It is important to discuss the potential benefits and risks of keeping or removing the ovaries with your healthcare provider. A thorough evaluation of individual risk factors, health status, and goals for future medical care will inform the decision-making process. Hormone replacement therapy (HRT) may also be an option for women who have their ovaries removed to help manage symptoms of menopause and reduce the risk of bone loss and cardiovascular disease.
Overall, the decision to keep or remove the ovaries is a deeply personal one that should be made with careful consideration and in consultation with a trusted healthcare provider.
What to expect after a hysterectomy leaving both ovaries?
After undergoing a hysterectomy leaving both ovaries intact, there are a number of physical and emotional changes that one might expect to experience.
In the immediate aftermath of the procedure, it is common to experience some pain and discomfort as the body adjusts to the changes. Patients may be prescribed pain medication to manage these symptoms, and it is important to follow all instructions for proper wound care and recovery.
One of the most significant changes that comes with a hysterectomy is the cessation of menstrual periods. For many women, this is seen as a positive change, especially if they have been experiencing heavy or painful periods or if they have been dealing with conditions such as fibroids or endometriosis.
However, some women may experience menopausal symptoms such as hot flashes, mood swings, and vaginal dryness after the surgery.
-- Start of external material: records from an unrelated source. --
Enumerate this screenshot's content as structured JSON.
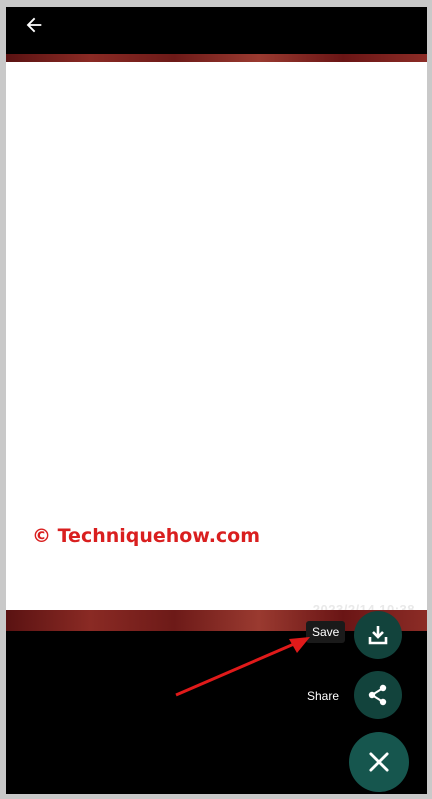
{
  "header": {
    "back_icon": "arrow-left-icon"
  },
  "watermark": {
    "text": "© Techniquehow.com",
    "color": "#d91f1f"
  },
  "photo": {
    "timestamp": "2023/2/14 10:38"
  },
  "actions": {
    "save_label": "Save",
    "save_icon": "download-icon",
    "share_label": "Share",
    "share_icon": "share-icon",
    "close_icon": "close-icon"
  },
  "annotation": {
    "arrow_color": "#e01a1a"
  },
  "colors": {
    "fab_background": "#12433c",
    "fab_close_background": "#16564e",
    "screen_background": "#000000"
  }
}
Another potential side effect of a hysterectomy is a decreased sex drive. This can be due to physical changes in the body as well as emotional factors such as stress and anxiety. It is important to be open and honest with one’s partner and healthcare provider about any changes in sexual function or desire.
In some cases, removing the uterus may also impact the function of the bladder or bowel. Patients may experience incontinence, urgency, or difficulty fully emptying the bladder or bowel. These symptoms can often be managed through lifestyle changes, medication, and in some cases, additional surgeries.
Emotionally, a hysterectomy can be a challenging experience. Some women may feel a sense of loss or grief over the removal of their uterus, especially if they had hoped to have children in the future. It is important to seek out support from loved ones, as well as counseling or support groups if needed.
Overall, a hysterectomy leaving both ovaries can bring about significant changes, both physical and emotional. While there may be challenges to the recovery process, with time and support, many women go on to feel healthier and more empowered after the procedure.